4. One-goal games are not so much a feature of Caps games. In 30 contests this season, they have 14 one-goal decisions. Only six teams have fewer, and four of those teams have 13 such decisions. The Caps are 9-2-3 in one-goal decisions, two of the three extra time decisions coming in the Gimmick.
5. Washington continues to be a good possession team on the road, ranking fourth overall in Corsi-for at fives away from Verizon Center (52.58 percent; numbers from Corsica.hockey).
The Peerless’ Players to Ponder
Philadelphia: Claude Giroux
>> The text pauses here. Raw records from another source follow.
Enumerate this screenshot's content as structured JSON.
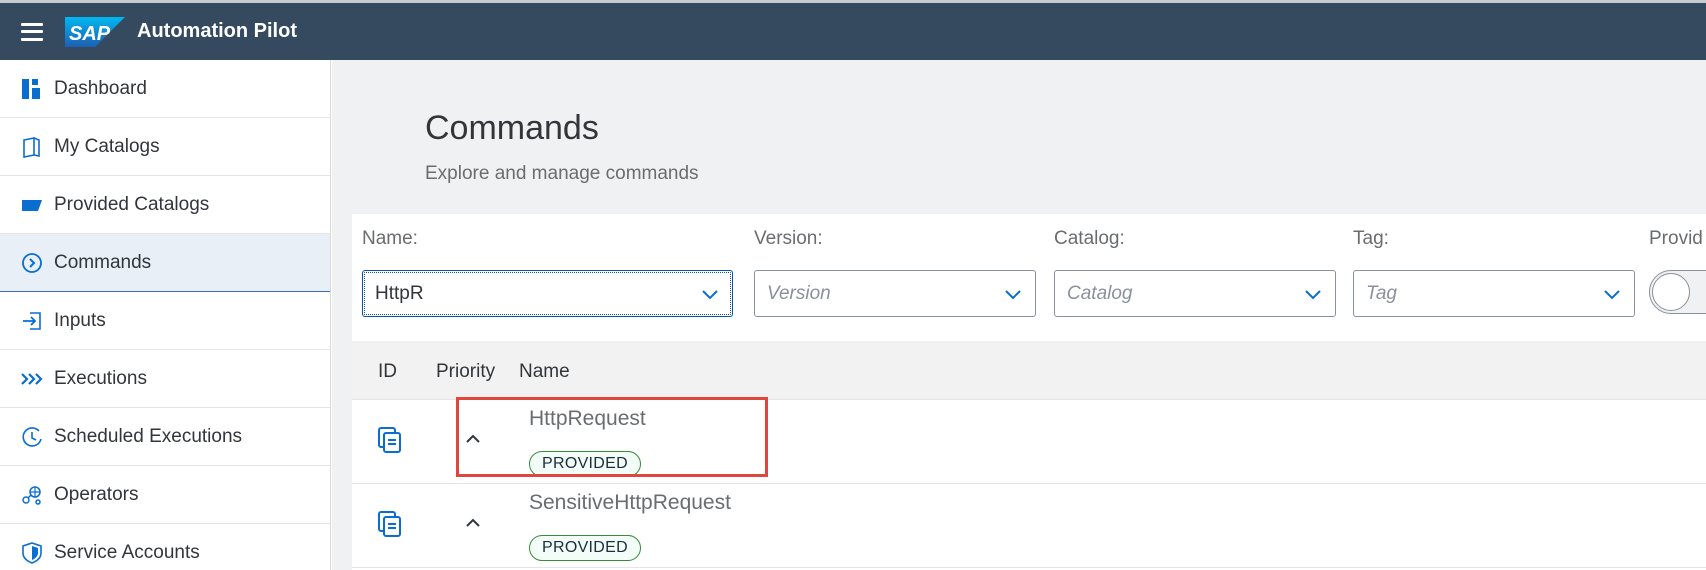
{
  "shell": {
    "title": "Automation Pilot",
    "logo_text": "SAP"
  },
  "nav": [
    {
      "label": "Dashboard",
      "icon": "dashboard-icon"
    },
    {
      "label": "My Catalogs",
      "icon": "catalog-book-icon"
    },
    {
      "label": "Provided Catalogs",
      "icon": "provided-catalog-icon"
    },
    {
      "label": "Commands",
      "icon": "command-circle-icon",
      "active": true
    },
    {
      "label": "Inputs",
      "icon": "input-arrow-icon"
    },
    {
      "label": "Executions",
      "icon": "executions-chevrons-icon"
    },
    {
      "label": "Scheduled Executions",
      "icon": "scheduled-clock-icon"
    },
    {
      "label": "Operators",
      "icon": "operators-network-icon"
    },
    {
      "label": "Service Accounts",
      "icon": "service-account-shield-icon"
    }
  ],
  "page": {
    "title": "Commands",
    "subtitle": "Explore and manage commands"
  },
  "filters": {
    "name": {
      "label": "Name:",
      "value": "HttpR"
    },
    "version": {
      "label": "Version:",
      "placeholder": "Version"
    },
    "catalog": {
      "label": "Catalog:",
      "placeholder": "Catalog"
    },
    "tag": {
      "label": "Tag:",
      "placeholder": "Tag"
    },
    "provided": {
      "label": "Provid"
    }
  },
  "table": {
    "columns": {
      "id": "ID",
      "priority": "Priority",
      "name": "Name"
    },
    "rows": [
      {
        "name": "HttpRequest",
        "badge": "PROVIDED"
      },
      {
        "name": "SensitiveHttpRequest",
        "badge": "PROVIDED"
      }
    ]
  },
  "colors": {
    "shell": "#354a5f",
    "accent": "#0a6ed1",
    "highlight": "#e0463d",
    "badge_border": "#3a8a3a"
  }
}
“When the best player in the world comes up to you and tells you, ‘I don’t know who you plan on starting tonight, but I want that first shift.’ That says everything you need to know about Claude Giroux right there.” Best player in the world? That’s a lot to live up to, even if you are Sidney Crosby. The thing is, that line was uttered by then-Flyers head coach Peter Laviolette back in 2012, just after Giroux' Flyers disposed of Crosby’s Penguins in the postseason. Since then, however, Giroux has been a very good player, averaging 25-53-78 per 82 games, but he does not have a 30-goal season, and only once did he top 75 points (for the record, Crosby has two 30-goal seasons and three seasons with more than 80 points since then). Giroux does remain one of the better players in the game, though. While not in the class of Crosby or Connor McDavid, he does rank in the top dozen point getters this season (30) and is on a pace to finish with 72 points this season. He was a key ingredient in the Flyers’ ten-game winning streak, going 5-7-12, plus-10. In 29 career games against the Caps, Giroux is 15-16-31, plus-1.
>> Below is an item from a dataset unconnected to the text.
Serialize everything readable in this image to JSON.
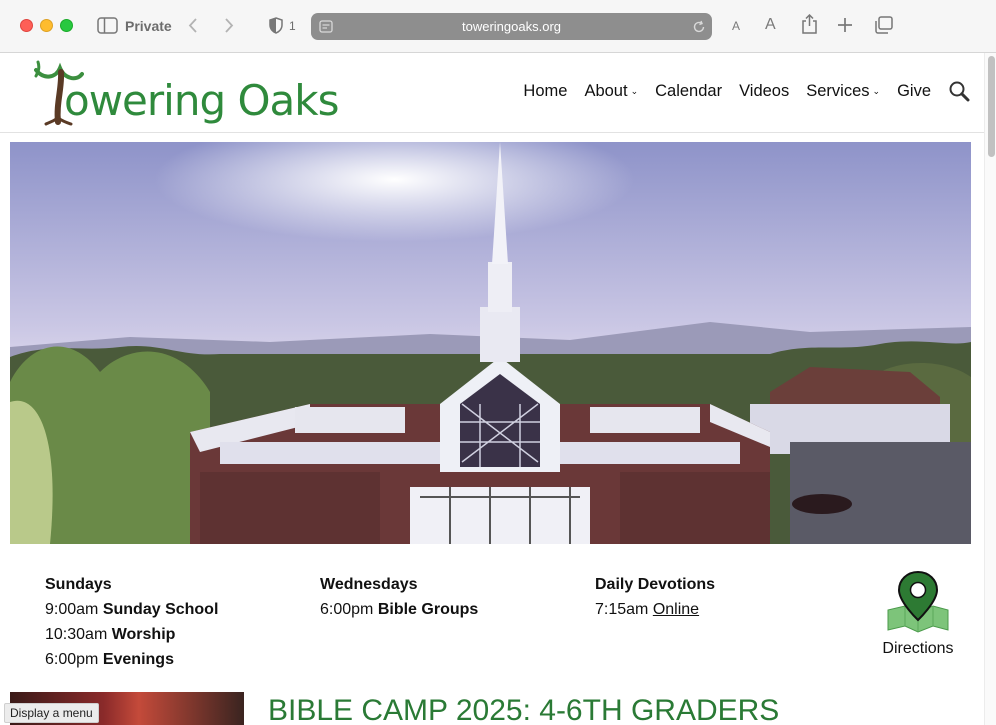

Washington: Lars Eller
Shayne Gostisbehere has the nickname, “Ghost,” for the Flyers, a play on his last name. Lars Eller might have that nickname for the Caps for his being hard – at times impossible – to see on the ice. His top end numbers are not particularly impressive, even for a third-liner: 2-2-4, minus-5, in 29 games. That minus-5 is tied for worst on the club (with Justin Williams), and he is 18 games (and counting) without a goal. His two goals and four points in 29 games are far behind his career-low goals and scoring pace (seven goals and 17 points in 77 games for Montreal in 2010-2011). However, his possession numbers are outstanding. He leads all Caps with at least 100 5-on-5 minutes in individual Corsi-for (58.14 percent), and among forward lines with at least 20 5-on-5 minutes together, Eller is a member of the top two combos (Eller, Williams, and Brett Connolly with a 65.62 percent Corsi-for in 33 minutes; Eller, Connolly, and Daniel Winnik with a 64.71 percent Corsi-for in 26 minutes; numbers from Corsica.hockey). He is 1-4-5, minus-11, in 21 career games against the Flyers.
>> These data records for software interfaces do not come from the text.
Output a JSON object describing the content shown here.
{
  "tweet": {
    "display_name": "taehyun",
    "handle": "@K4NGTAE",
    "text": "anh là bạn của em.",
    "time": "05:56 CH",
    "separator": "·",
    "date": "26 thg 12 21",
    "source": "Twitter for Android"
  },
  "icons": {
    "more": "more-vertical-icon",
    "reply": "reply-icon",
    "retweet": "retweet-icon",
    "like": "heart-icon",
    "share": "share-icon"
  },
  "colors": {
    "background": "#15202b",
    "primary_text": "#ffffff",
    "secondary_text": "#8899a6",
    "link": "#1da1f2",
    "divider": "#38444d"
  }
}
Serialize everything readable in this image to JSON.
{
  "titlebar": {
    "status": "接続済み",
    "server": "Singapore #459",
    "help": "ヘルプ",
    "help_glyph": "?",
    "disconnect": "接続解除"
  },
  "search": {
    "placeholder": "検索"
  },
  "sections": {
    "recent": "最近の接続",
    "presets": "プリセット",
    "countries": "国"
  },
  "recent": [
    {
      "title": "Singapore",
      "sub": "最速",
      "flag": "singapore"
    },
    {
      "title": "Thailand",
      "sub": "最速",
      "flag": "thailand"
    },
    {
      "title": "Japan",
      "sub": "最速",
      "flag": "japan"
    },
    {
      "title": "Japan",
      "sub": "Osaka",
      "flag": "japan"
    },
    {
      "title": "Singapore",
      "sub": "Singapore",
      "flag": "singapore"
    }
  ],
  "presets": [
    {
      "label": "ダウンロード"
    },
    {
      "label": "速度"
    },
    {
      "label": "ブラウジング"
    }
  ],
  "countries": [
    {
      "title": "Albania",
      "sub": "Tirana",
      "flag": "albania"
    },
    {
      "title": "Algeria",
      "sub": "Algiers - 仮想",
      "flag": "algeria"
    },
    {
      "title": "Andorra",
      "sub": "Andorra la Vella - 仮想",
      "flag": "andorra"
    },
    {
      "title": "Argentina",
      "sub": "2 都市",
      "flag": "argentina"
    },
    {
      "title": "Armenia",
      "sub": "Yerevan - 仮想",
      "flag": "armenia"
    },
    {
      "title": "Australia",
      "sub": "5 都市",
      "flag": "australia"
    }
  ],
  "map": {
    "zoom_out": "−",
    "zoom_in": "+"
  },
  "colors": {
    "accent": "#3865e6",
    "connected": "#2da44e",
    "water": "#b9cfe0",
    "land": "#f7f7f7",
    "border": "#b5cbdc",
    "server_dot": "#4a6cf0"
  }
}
In the end…
“Brotherly love” has hardly been a hallmark of this series, especially in Philadelphia, where the Caps have a record of 34-60-6 with six ties in the history of this series. Worse, the Caps have lost five of their last six games in Philadelphia. An odd feature of this series in Philadelphia since the Caps beat the Flyers, 7-0, back on November 1, 2013, a game in which the teams combined for 164 penalty minutes and included a goalie-on-goalie fight, is that the teams have combined for just 209 penalty minutes in six games since and only 86 in their last four. Not that they will be exchanging holiday gifts at center ice in this game, but two teams with this recent penalty history against one another and their league rankings (17th and 18th in minor penalties taken) is an odd feature of this series and something to watch for.
Capitals 3 – Flyers 2